The Clery Act: The Importance of Information

Signed into law in 1990, The Student Right to Know and the Campus Security Act (pub. L. 101-542) or Clery Act requires all colleges and universities that participate in federal financial aid programs to disclose information about crimes committed on and near their campuses. This law is intended to help students make informed decisions about their personal safety and to ensure that colleges and universities provide students, prospective students, and faculty the information they need to avoid being victims of campus crime.

The Higher Education Act of 1998 and amendments to the Clery Act expanded the obligations of colleges ad universities. The law was also renamed the Jeanne Clery Disclosure of Campus Security Policy and Crime Statistics Act, after Jeanne Clery, a freshman at Lehigh University who was raped and murdered in her residence hall in 1986. The Clery Act requires colleges and universities to:

  • Publish an annual report by October 1 that contains three years of campus crime statistics and certain campus security policy statements.
  • Disclose crime statistics for the campus, public areas immediately adjacent to or running through the campus, and certain non-campus facilites. The statistics must be gathered from campus police or security, local law enformcement, and other university officials who have significant responsiblity for student and campus activities.
  • Provide timely warning notices of crimes that have occurred and pose an ongoing threat to students and employees.
  • Disclose in a public crime log any crime that occurred on campus or within the patrol jurisdiction of the campus police or the campus security department and is reported to the campus police or security department.

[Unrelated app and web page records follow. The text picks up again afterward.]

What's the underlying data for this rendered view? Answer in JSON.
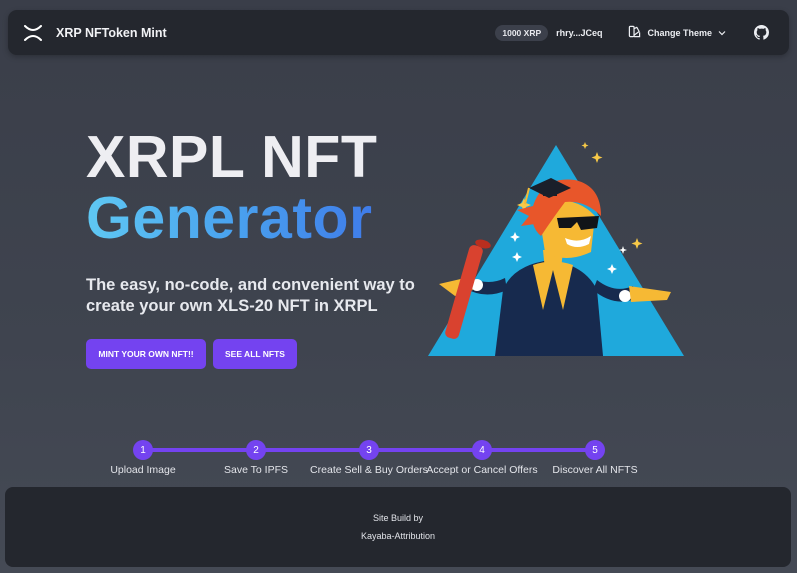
{
  "navbar": {
    "brand": "XRP NFToken Mint",
    "balance": "1000 XRP",
    "address": "rhry...JCeq",
    "theme_label": "Change Theme",
    "icons": [
      "xrp-logo-icon",
      "palette-icon",
      "chevron-down-icon",
      "github-icon"
    ]
  },
  "hero": {
    "title_line1": "XRPL NFT",
    "title_line2": "Generator",
    "subtitle": "The easy, no-code, and convenient way to create your own XLS-20 NFT in XRPL",
    "primary_button": "MINT YOUR OWN NFT!!",
    "secondary_button": "SEE ALL NFTS",
    "gradient_colors": [
      "#5fc8f3",
      "#3f7ce9"
    ]
  },
  "steps": [
    {
      "number": "1",
      "label": "Upload Image"
    },
    {
      "number": "2",
      "label": "Save To IPFS"
    },
    {
      "number": "3",
      "label": "Create Sell & Buy Orders"
    },
    {
      "number": "4",
      "label": "Accept or Cancel Offers"
    },
    {
      "number": "5",
      "label": "Discover All NFTS"
    }
  ],
  "footer": {
    "line1": "Site Build by",
    "line2": "Kayaba-Attribution"
  },
  "colors": {
    "accent": "#7443f0",
    "navbar_bg": "#24272e",
    "page_bg": "#3f444f"
  }
}
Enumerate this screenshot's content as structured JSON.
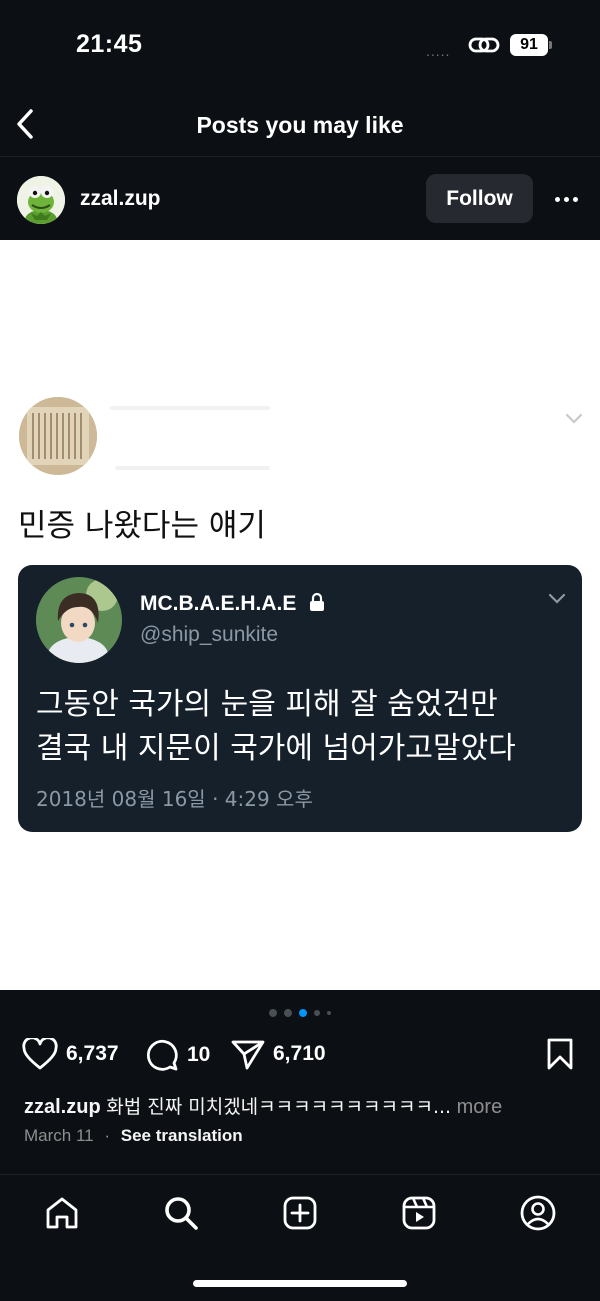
{
  "status_bar": {
    "time": "21:45",
    "battery": "91",
    "signal": "....."
  },
  "header": {
    "title": "Posts you may like"
  },
  "post": {
    "username": "zzal.zup",
    "follow_label": "Follow",
    "image": {
      "tweet_text": "민증 나왔다는 얘기",
      "quote": {
        "display_name": "MC.B.A.E.H.A.E",
        "handle": "@ship_sunkite",
        "text_line1": "그동안 국가의 눈을 피해 잘 숨었건만",
        "text_line2": "결국 내 지문이 국가에 넘어가고말았다",
        "date": "2018년 08월 16일 · 4:29 오후"
      }
    },
    "carousel": {
      "count": 5,
      "active_index": 2
    },
    "likes": "6,737",
    "comments": "10",
    "shares": "6,710",
    "caption": {
      "user": "zzal.zup",
      "text": "화법 진짜 미치겠네ㅋㅋㅋㅋㅋㅋㅋㅋㅋㅋ...",
      "more": "more"
    },
    "date": "March 11",
    "separator": "·",
    "see_translation": "See translation"
  },
  "tab_bar": {
    "items": [
      "home-icon",
      "search-icon",
      "create-icon",
      "reels-icon",
      "profile-icon"
    ]
  },
  "colors": {
    "background": "#0c1014",
    "quote_card": "#15202b",
    "accent": "#0095f6",
    "follow_button": "#262a30"
  }
}
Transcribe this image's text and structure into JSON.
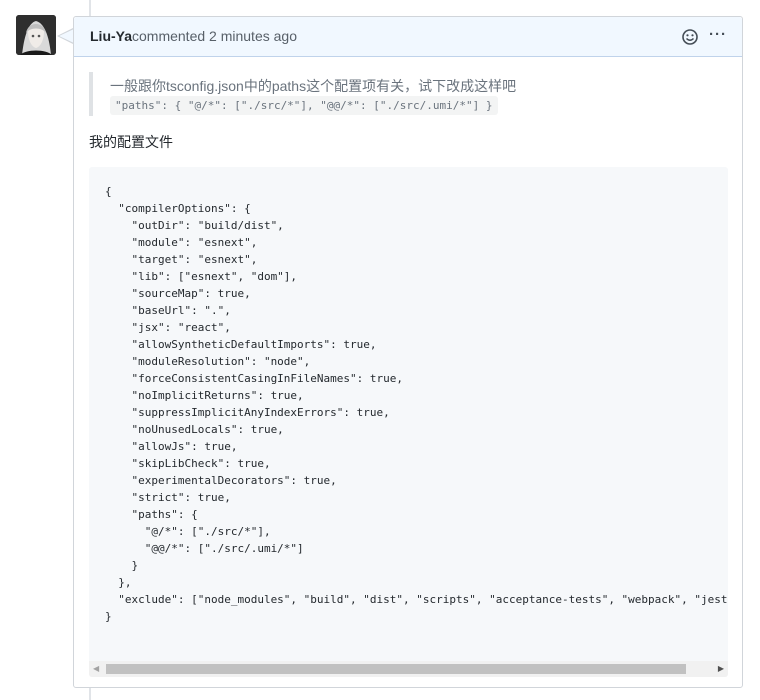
{
  "comment": {
    "author": "Liu-Ya",
    "action": "commented 2 minutes ago",
    "more_label": "···"
  },
  "quote": {
    "text": "一般跟你tsconfig.json中的paths这个配置项有关，试下改成这样吧",
    "code": "\"paths\": { \"@/*\": [\"./src/*\"], \"@@/*\": [\"./src/.umi/*\"] }"
  },
  "paragraph": "我的配置文件",
  "code_lines": [
    "{",
    "  \"compilerOptions\": {",
    "    \"outDir\": \"build/dist\",",
    "    \"module\": \"esnext\",",
    "    \"target\": \"esnext\",",
    "    \"lib\": [\"esnext\", \"dom\"],",
    "    \"sourceMap\": true,",
    "    \"baseUrl\": \".\",",
    "    \"jsx\": \"react\",",
    "    \"allowSyntheticDefaultImports\": true,",
    "    \"moduleResolution\": \"node\",",
    "    \"forceConsistentCasingInFileNames\": true,",
    "    \"noImplicitReturns\": true,",
    "    \"suppressImplicitAnyIndexErrors\": true,",
    "    \"noUnusedLocals\": true,",
    "    \"allowJs\": true,",
    "    \"skipLibCheck\": true,",
    "    \"experimentalDecorators\": true,",
    "    \"strict\": true,",
    "    \"paths\": {",
    "      \"@/*\": [\"./src/*\"],",
    "      \"@@/*\": [\"./src/.umi/*\"]",
    "    }",
    "  },",
    "  \"exclude\": [\"node_modules\", \"build\", \"dist\", \"scripts\", \"acceptance-tests\", \"webpack\", \"jest\"",
    "}"
  ],
  "icons": {
    "emoji": "smiley-icon",
    "more": "kebab-horizontal-icon",
    "scroll_left": "triangle-left-icon",
    "scroll_right": "triangle-right-icon"
  },
  "colors": {
    "header_bg": "#f1f8ff",
    "code_bg": "#f6f8fa",
    "border": "#d1d5da"
  }
}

Read the Case Police annual report.

For further information about the Clery Act, its enforcement, related laws and other resources: